Component data from apps and pages:
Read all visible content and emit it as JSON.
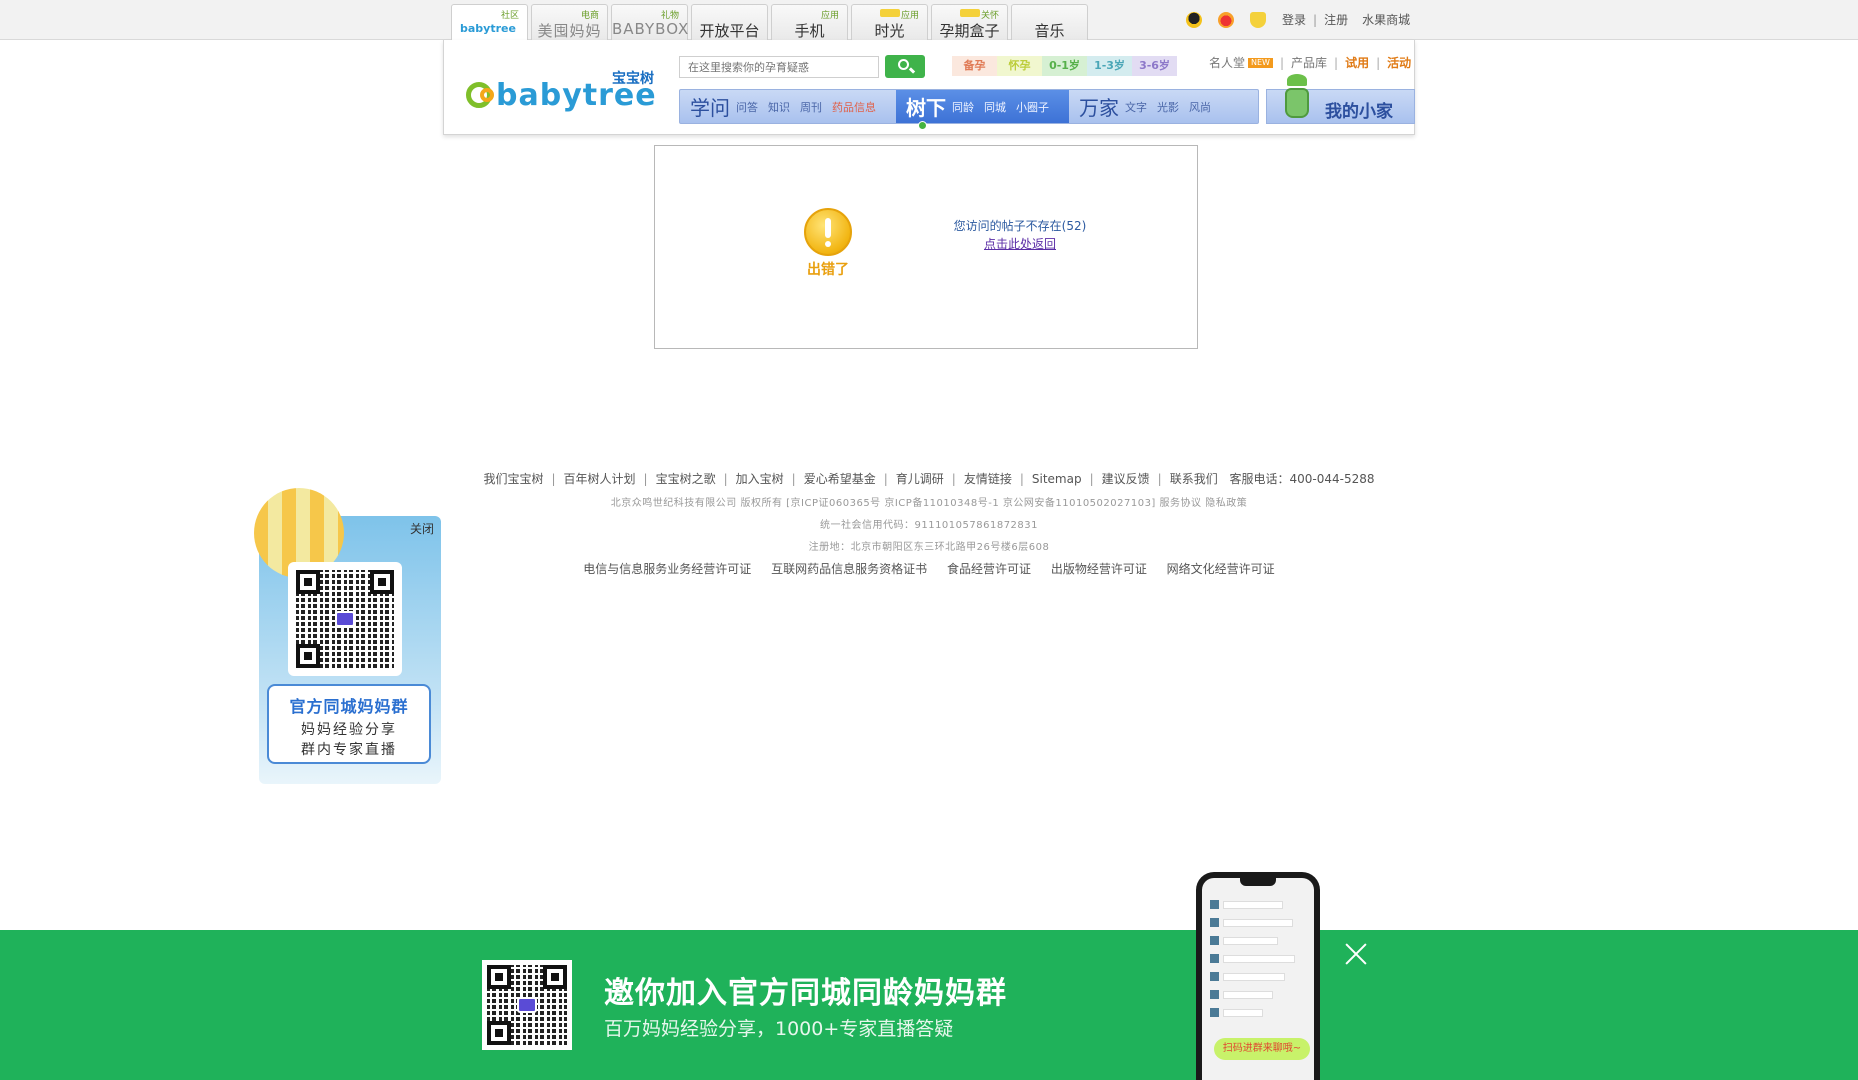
{
  "topbar": {
    "tabs": [
      {
        "tag": "社区",
        "name": "babytree",
        "logo": true
      },
      {
        "tag": "电商",
        "name": "美囤妈妈"
      },
      {
        "tag": "礼物",
        "name": "BABYBOX"
      },
      {
        "tag": "",
        "name": "开放平台"
      },
      {
        "tag": "应用",
        "name": "手机"
      },
      {
        "tag": "应用",
        "name": "时光",
        "hot": true
      },
      {
        "tag": "关怀",
        "name": "孕期盒子",
        "hot": true
      },
      {
        "tag": "",
        "name": "音乐"
      }
    ],
    "icons": [
      "qq-icon",
      "weibo-icon",
      "shield-icon"
    ],
    "login": "登录",
    "register": "注册",
    "shop": "水果商城"
  },
  "header": {
    "logo_cn": "宝宝树",
    "logo_en": "babytree",
    "search_placeholder": "在这里搜索你的孕育疑惑",
    "stages": [
      "备孕",
      "怀孕",
      "0-1岁",
      "1-3岁",
      "3-6岁"
    ],
    "links": {
      "celebrity": "名人堂",
      "new_badge": "NEW",
      "products": "产品库",
      "trial": "试用",
      "events": "活动"
    },
    "nav": [
      {
        "big": "学问",
        "items": [
          "问答",
          "知识",
          "周刊",
          "药品信息"
        ],
        "red_index": 3
      },
      {
        "big": "树下",
        "items": [
          "同龄",
          "同城",
          "小圈子"
        ],
        "active": true
      },
      {
        "big": "万家",
        "items": [
          "文字",
          "光影",
          "风尚"
        ]
      }
    ],
    "my_home": "我的小家"
  },
  "error": {
    "title": "出错了",
    "message": "您访问的帖子不存在(52)",
    "back_link": "点击此处返回"
  },
  "footer": {
    "links": [
      "我们宝宝树",
      "百年树人计划",
      "宝宝树之歌",
      "加入宝树",
      "爱心希望基金",
      "育儿调研",
      "友情链接",
      "Sitemap",
      "建议反馈",
      "联系我们"
    ],
    "hotline": "客服电话：400-044-5288",
    "copyright": "北京众鸣世纪科技有限公司 版权所有 [京ICP证060365号 京ICP备11010348号-1 京公网安备11010502027103] 服务协议 隐私政策",
    "credit_code": "统一社会信用代码：911101057861872831",
    "address": "注册地：北京市朝阳区东三环北路甲26号楼6层608",
    "licenses": [
      "电信与信息服务业务经营许可证",
      "互联网药品信息服务资格证书",
      "食品经营许可证",
      "出版物经营许可证",
      "网络文化经营许可证"
    ]
  },
  "float_qr": {
    "close": "关闭",
    "line1": "官方同城妈妈群",
    "line2": "妈妈经验分享",
    "line3": "群内专家直播"
  },
  "banner": {
    "title": "邀你加入官方同城同龄妈妈群",
    "subtitle": "百万妈妈经验分享，1000+专家直播答疑",
    "phone_cta": "扫码进群来聊哦~"
  }
}
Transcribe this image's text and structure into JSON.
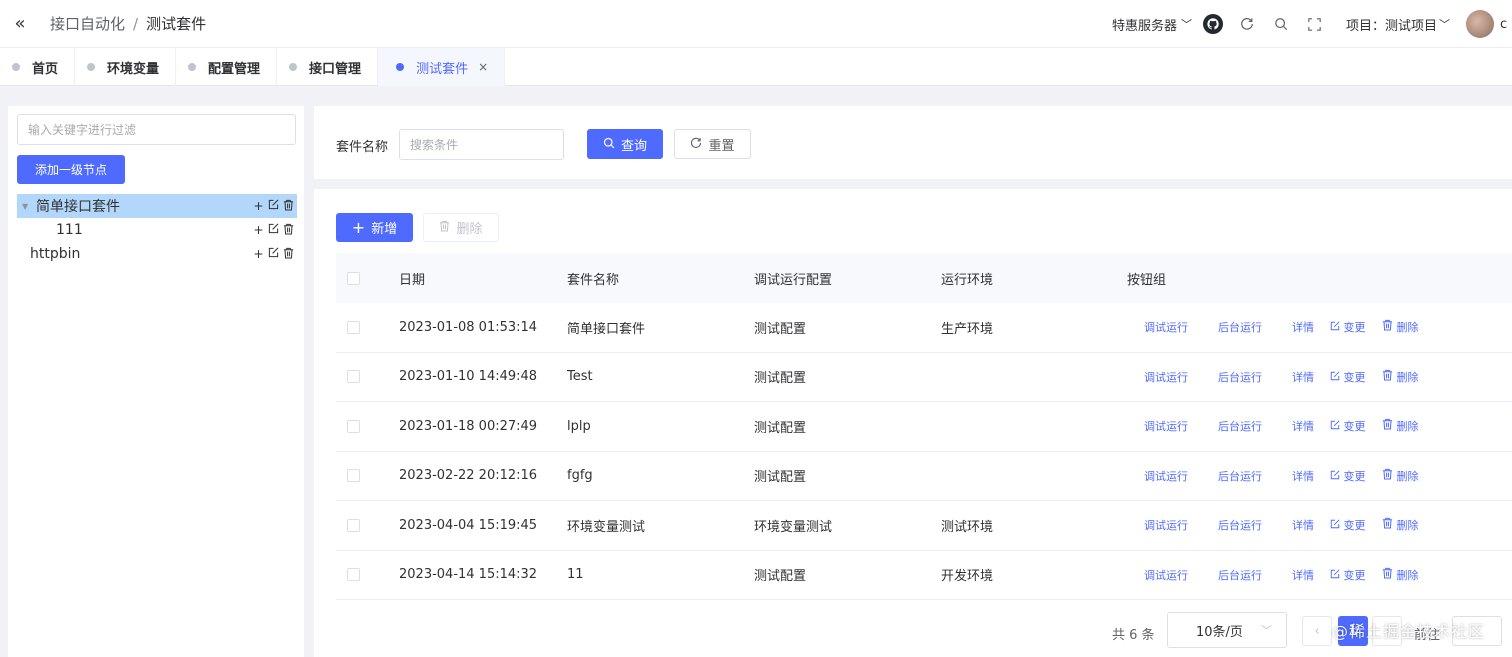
{
  "topbar": {
    "collapse_glyph": "«",
    "breadcrumb": [
      "接口自动化",
      "测试套件"
    ],
    "breadcrumb_sep": "/",
    "server_label": "特惠服务器",
    "github_icon": "github-icon",
    "project_label": "项目：测试项目",
    "username": "c"
  },
  "tabs": [
    {
      "label": "首页",
      "active": false
    },
    {
      "label": "环境变量",
      "active": false
    },
    {
      "label": "配置管理",
      "active": false
    },
    {
      "label": "接口管理",
      "active": false
    },
    {
      "label": "测试套件",
      "active": true,
      "close": "×"
    }
  ],
  "sidebar": {
    "filter_placeholder": "输入关键字进行过滤",
    "add_root_label": "添加一级节点",
    "tree": [
      {
        "label": "简单接口套件",
        "level": 0,
        "expanded": true,
        "selected": true
      },
      {
        "label": "111",
        "level": 1,
        "expanded": false,
        "selected": false
      },
      {
        "label": "httpbin",
        "level": 0,
        "expanded": false,
        "selected": false
      }
    ],
    "node_actions": [
      "+",
      "✎",
      "🗑"
    ]
  },
  "search": {
    "label": "套件名称",
    "placeholder": "搜索条件",
    "query_label": "查询",
    "reset_label": "重置"
  },
  "toolbar": {
    "add_label": "新增",
    "delete_label": "删除"
  },
  "table": {
    "headers": [
      "日期",
      "套件名称",
      "调试运行配置",
      "运行环境",
      "按钮组"
    ],
    "rows": [
      {
        "date": "2023-01-08 01:53:14",
        "name": "简单接口套件",
        "config": "测试配置",
        "env": "生产环境"
      },
      {
        "date": "2023-01-10 14:49:48",
        "name": "Test",
        "config": "测试配置",
        "env": ""
      },
      {
        "date": "2023-01-18 00:27:49",
        "name": "lplp",
        "config": "测试配置",
        "env": ""
      },
      {
        "date": "2023-02-22 20:12:16",
        "name": "fgfg",
        "config": "测试配置",
        "env": ""
      },
      {
        "date": "2023-04-04 15:19:45",
        "name": "环境变量测试",
        "config": "环境变量测试",
        "env": "测试环境"
      },
      {
        "date": "2023-04-14 15:14:32",
        "name": "11",
        "config": "测试配置",
        "env": "开发环境"
      }
    ],
    "ops": {
      "debug": "调试运行",
      "background": "后台运行",
      "detail": "详情",
      "edit": "变更",
      "delete": "删除"
    }
  },
  "pagination": {
    "total": "共 6 条",
    "page_size": "10条/页",
    "current_page": "1",
    "jump_label": "前往"
  },
  "watermark": "@稀土掘金技术社区",
  "colors": {
    "primary": "#4f6bff",
    "selected_node": "#b3d6fb"
  }
}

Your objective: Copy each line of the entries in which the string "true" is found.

The answer:
        "logo": true
        "hot": true
        "hot": true
        "active": true
      "active": true,
        "expanded": true,
        "selected": true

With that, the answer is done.